The Luxembourg chapter of Democrats Abroad in March elected a new leadership team, with chair Lynette Stoltzfus already looking ahead at the 2024 US presidential election.

Democrats Abroad is the official Democratic party arm for the 9m Americans living outside the US, with the Luxembourg country committee now under new leadership. There is also a Republicans Overseas group in the grand duchy.

Stoltzfus has been in Luxembourg for 15 years and since 2016 has Luxembourg citizenship. But she remains committed to US politics. “I’m from Pennsylvania. That’s a swing state,” she told Delano in an interview. She has been involved with the Democrats Abroad “on and off” for over a decade, but “the way things have gone in the past five years, I thought it’s time I really should get involved.”
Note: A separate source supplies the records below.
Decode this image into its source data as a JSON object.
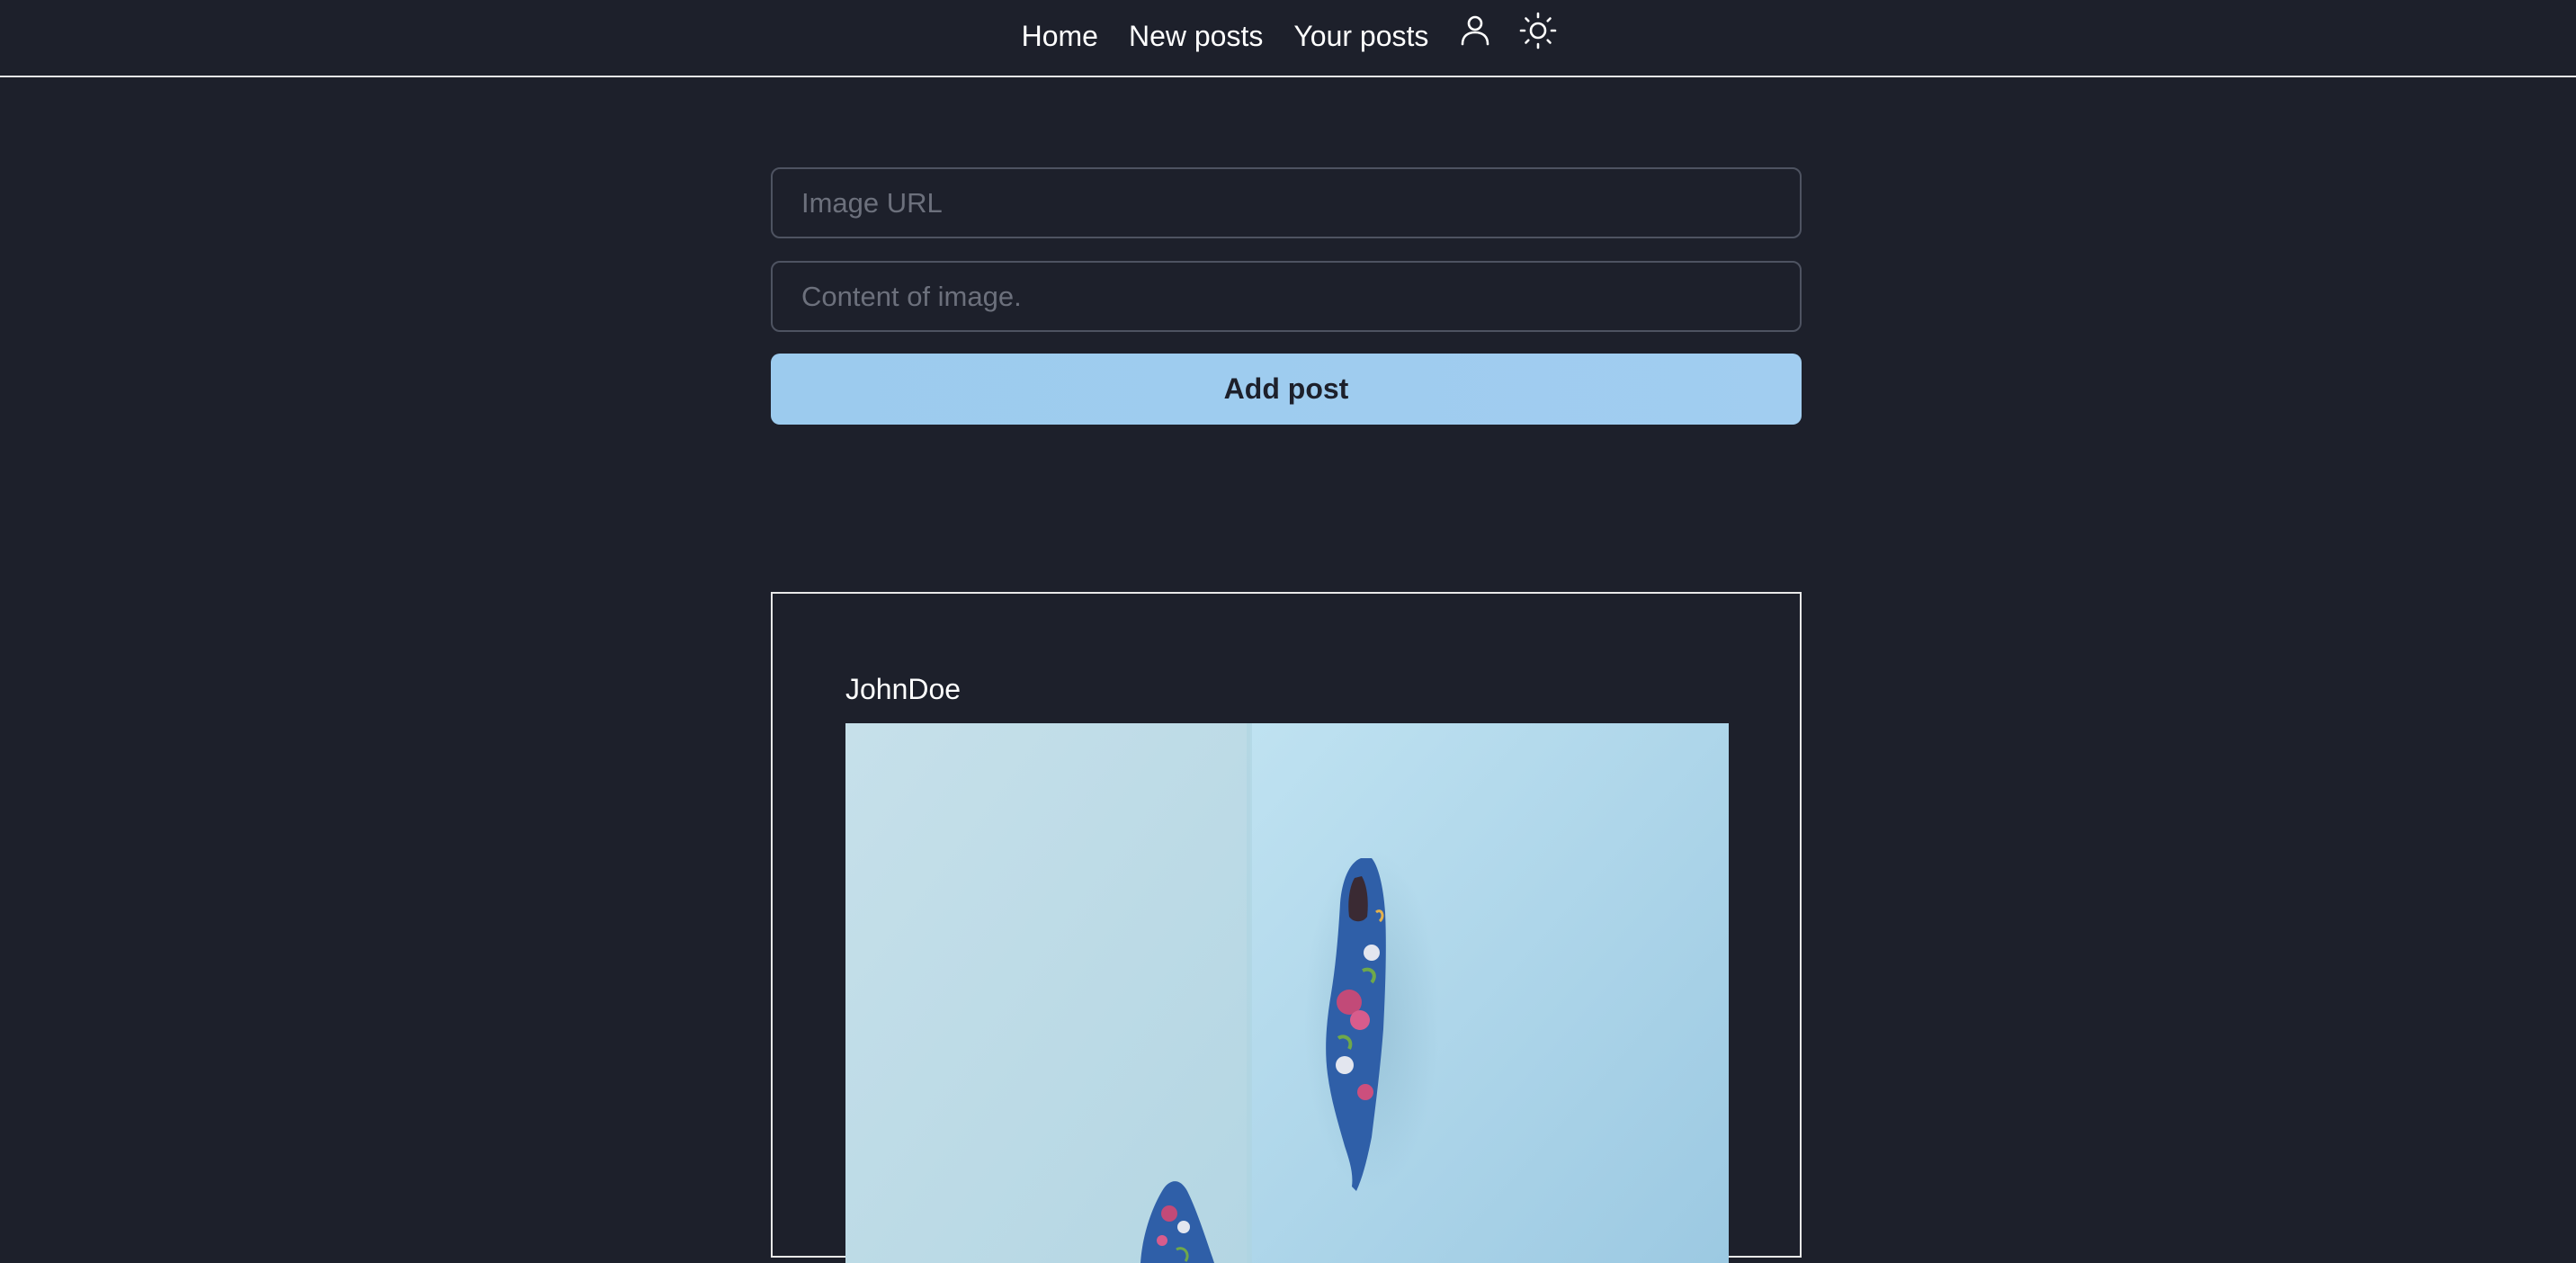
{
  "nav": {
    "links": [
      "Home",
      "New posts",
      "Your posts"
    ],
    "icons": [
      "user-icon",
      "sun-icon"
    ]
  },
  "form": {
    "image_url_placeholder": "Image URL",
    "content_placeholder": "Content of image.",
    "submit_label": "Add post"
  },
  "post": {
    "author": "JohnDoe",
    "image_subject": "blue floral high-heel shoes on light blue background"
  },
  "colors": {
    "background": "#1d202b",
    "accent": "#9ccbee",
    "border": "#4e5361"
  }
}
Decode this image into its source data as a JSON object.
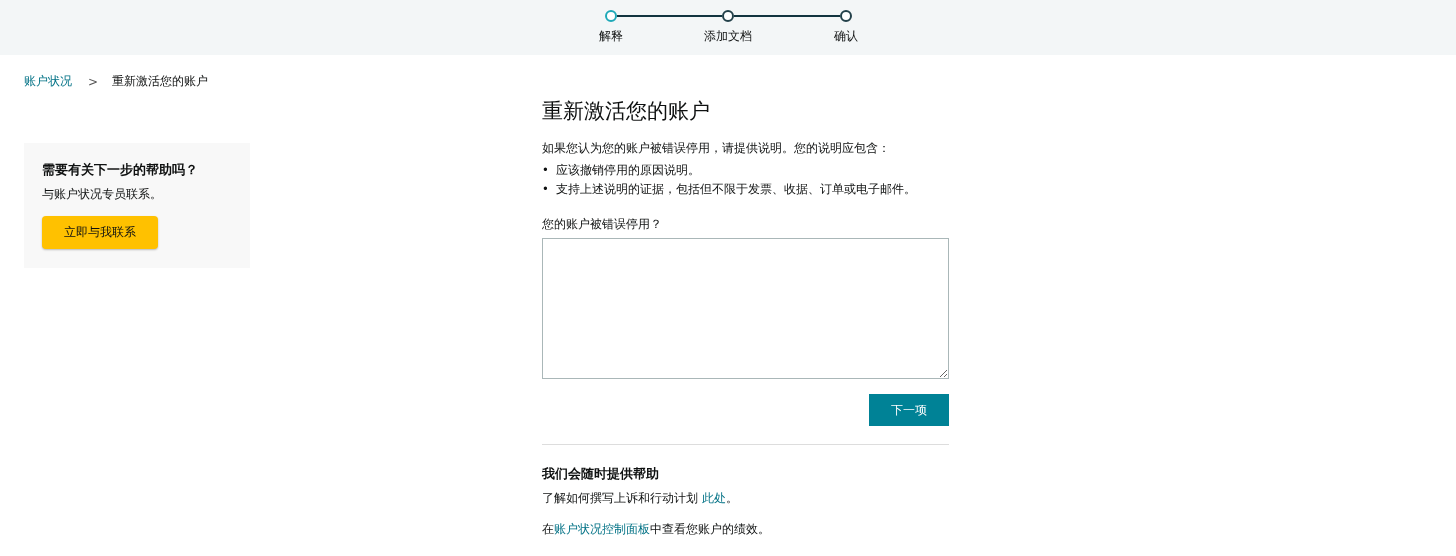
{
  "stepper": [
    {
      "label": "解释",
      "selected": true
    },
    {
      "label": "添加文档",
      "selected": false
    },
    {
      "label": "确认",
      "selected": false
    }
  ],
  "breadcrumb": {
    "link": "账户状况",
    "separator": ">",
    "current": "重新激活您的账户"
  },
  "help_card": {
    "title": "需要有关下一步的帮助吗？",
    "text": "与账户状况专员联系。",
    "button": "立即与我联系"
  },
  "main": {
    "title": "重新激活您的账户",
    "intro": "如果您认为您的账户被错误停用，请提供说明。您的说明应包含：",
    "bullets": [
      {
        "marker": "•",
        "text": "应该撤销停用的原因说明。"
      },
      {
        "marker": "•",
        "text": "支持上述说明的证据，包括但不限于发票、收据、订单或电子邮件。"
      }
    ],
    "field_label": "您的账户被错误停用？",
    "next_button": "下一项"
  },
  "help_section": {
    "title": "我们会随时提供帮助",
    "lines": [
      {
        "before": "了解如何撰写上诉和行动计划 ",
        "link": "此处",
        "after": "。"
      },
      {
        "before": "在",
        "link": "账户状况控制面板",
        "after": "中查看您账户的绩效。"
      }
    ]
  }
}
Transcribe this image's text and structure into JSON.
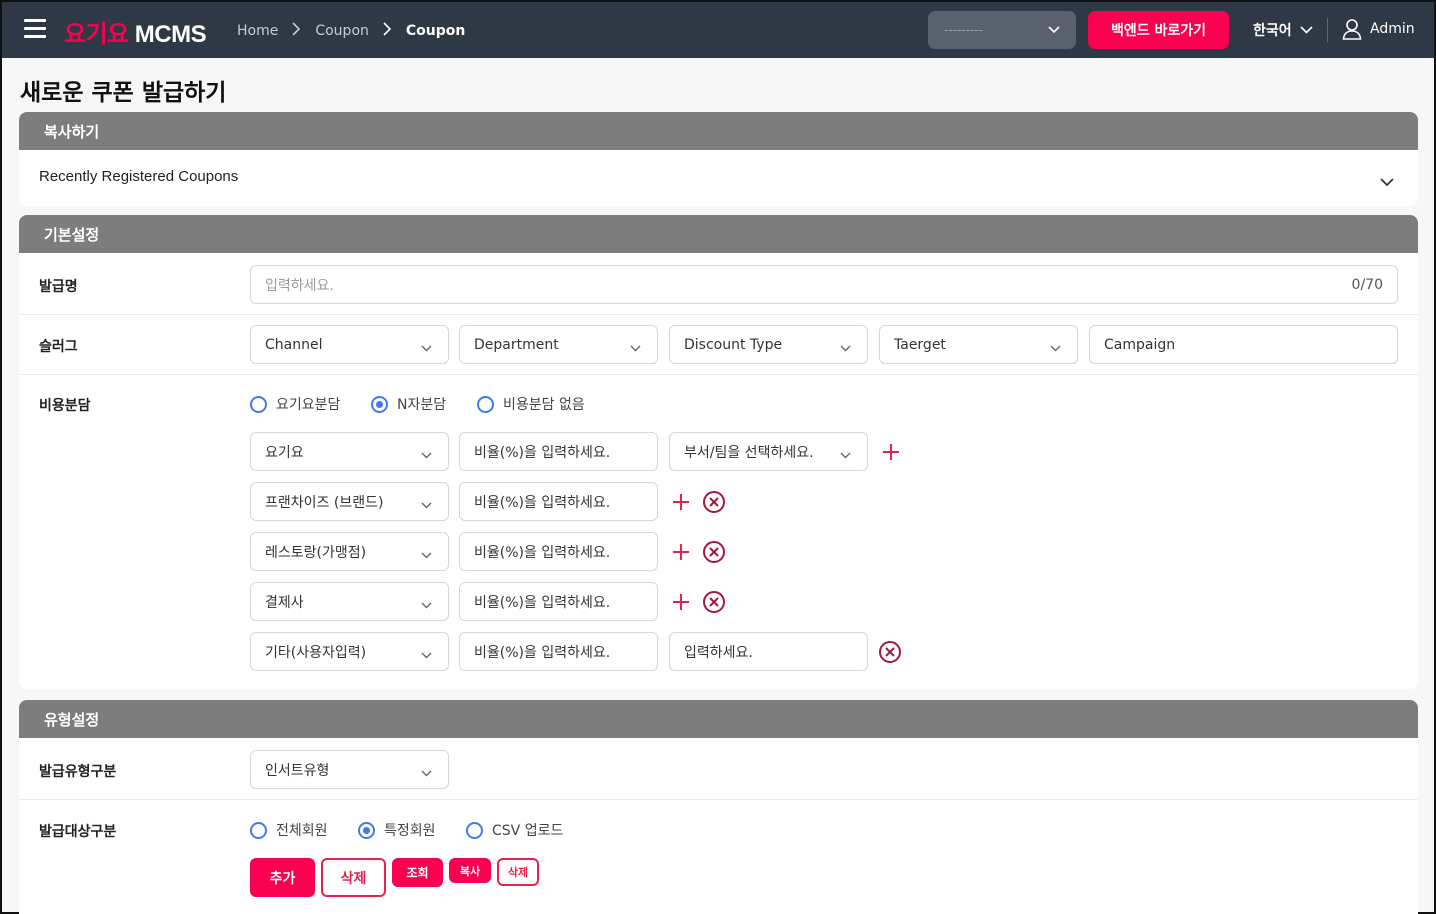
{
  "topbar": {
    "brand": "요기요",
    "system": "MCMS",
    "breadcrumb": [
      "Home",
      "Coupon",
      "Coupon"
    ],
    "select_value": "---------",
    "backend_button": "백엔드 바로가기",
    "language": "한국어",
    "user": "Admin"
  },
  "page_title": "새로운 쿠폰 발급하기",
  "copy_section": {
    "header": "복사하기",
    "accordion_label": "Recently Registered Coupons"
  },
  "basic_section": {
    "header": "기본설정",
    "issue_name": {
      "label": "발급명",
      "placeholder": "입력하세요.",
      "counter": "0/70"
    },
    "slug": {
      "label": "슬러그",
      "fields": [
        "Channel",
        "Department",
        "Discount Type",
        "Taerget",
        "Campaign"
      ]
    },
    "cost_share": {
      "label": "비용분담",
      "options": [
        "요기요분담",
        "N자분담",
        "비용분담 없음"
      ],
      "selected_option": "N자분담",
      "rate_placeholder": "비율(%)을 입력하세요.",
      "rows": [
        {
          "party": "요기요",
          "extra": "부서/팀을 선택하세요."
        },
        {
          "party": "프랜차이즈 (브랜드)"
        },
        {
          "party": "레스토랑(가맹점)"
        },
        {
          "party": "결제사"
        },
        {
          "party": "기타(사용자입력)",
          "extra": "입력하세요."
        }
      ]
    }
  },
  "type_section": {
    "header": "유형설정",
    "issue_type": {
      "label": "발급유형구분",
      "value": "인서트유형"
    },
    "target_type": {
      "label": "발급대상구분",
      "options": [
        "전체회원",
        "특정회원",
        "CSV 업로드"
      ],
      "selected_option": "특정회원"
    },
    "buttons": {
      "add": "추가",
      "delete": "삭제",
      "lookup": "조회",
      "copy": "복사",
      "delete_small": "삭제"
    }
  },
  "colors": {
    "brand": "#fa0050",
    "topbar": "#2f3845",
    "section_header": "#7d7d7d",
    "radio": "#3d7bf0"
  },
  "icons": [
    "menu-icon",
    "chevron-right-icon",
    "chevron-down-icon",
    "user-icon",
    "plus-icon",
    "remove-circle-icon"
  ]
}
Coming from a conversative area in Pennsylvania, Stoltzfus said she understands “both sides,” with her experience of living and working abroad also giving her a different perspective. “Everybody is excited,” she said, “especially for this year.”

Former US president Donald Trump has already declared his intention to run for president again next year. He is so far being opposed by former US ambassador to the UN Nikki Haley and entrepreneur and author Vivek Ramaswamy.

Other Republicans expected to vie for the presidency include Ron DeSantis, Mike Pence, Mike Pompeo and Tim Scott.

On the Democrat side, president Joe Biden is widely expected to announce his candidacy. He already has a competitor in the field, with self-help author and former Oprah Winfrey spiritual adviser Marianne Williamson giving a second shot at a run for office.

Voter turnout a priority

“One of the things we want to focus on is getting bigger voter turnout,” said Stoltzfus. “Election officials have a lot of leeway. It’s not even state by state, but sometimes county by county.” Democrats Abroad want to encourage all voters to check their registration status so as not to miss out because of faulty paperwork or rules that have changed since the last ballot.

That includes getting more younger people to sign up to vote. “At 18, they’re allowed to vote. If you make them aware what the issues are, that helps.”

Having only recently been elected, the new team is still putting together its programme for the coming year. “We’re developing a plan, to do events, do outreach.” That includes sending a survey to existing members to better understand what they expect and want from their organisation.

“I think there’s a lot of talent there,” she said of the Democrats Abroad’s roughly 300 members. But “everybody is very busy. That’s always the biggest challenge. The passion is there, and people want to do something, but everybody is so busy.”

With a background in marketing and communications, the new chair wants to make sure that the group is well organised, reached out to the community and to “get new members in as well and get them excited.”

The newly elected committee also includes vice-chair Patrick Canning, treasurer Matthew Fellmeth, secretary Dan Good, counsel Will Bakker and member-at-large Sheila Schrickel.

Some of the political divisions that plague the Democrats in the US are felt less within the expat community, said Stoltzfus. “It’s a small group. We’ve all worked abroad. You always have people with differing opinions, but it’s not quite as pronounced. If you went to Pennsylvania to talk to someone from farm country, where I grew up, and to somebody from Philadelphia, it would be a big difference.”

With 48 country committees throughout Europe, the Americas, Middle East and Africa, the Luxembourg group also hopes to connect with other regional teams.

“I think we understand it’s more critical than ever,” she said of the need to get involved.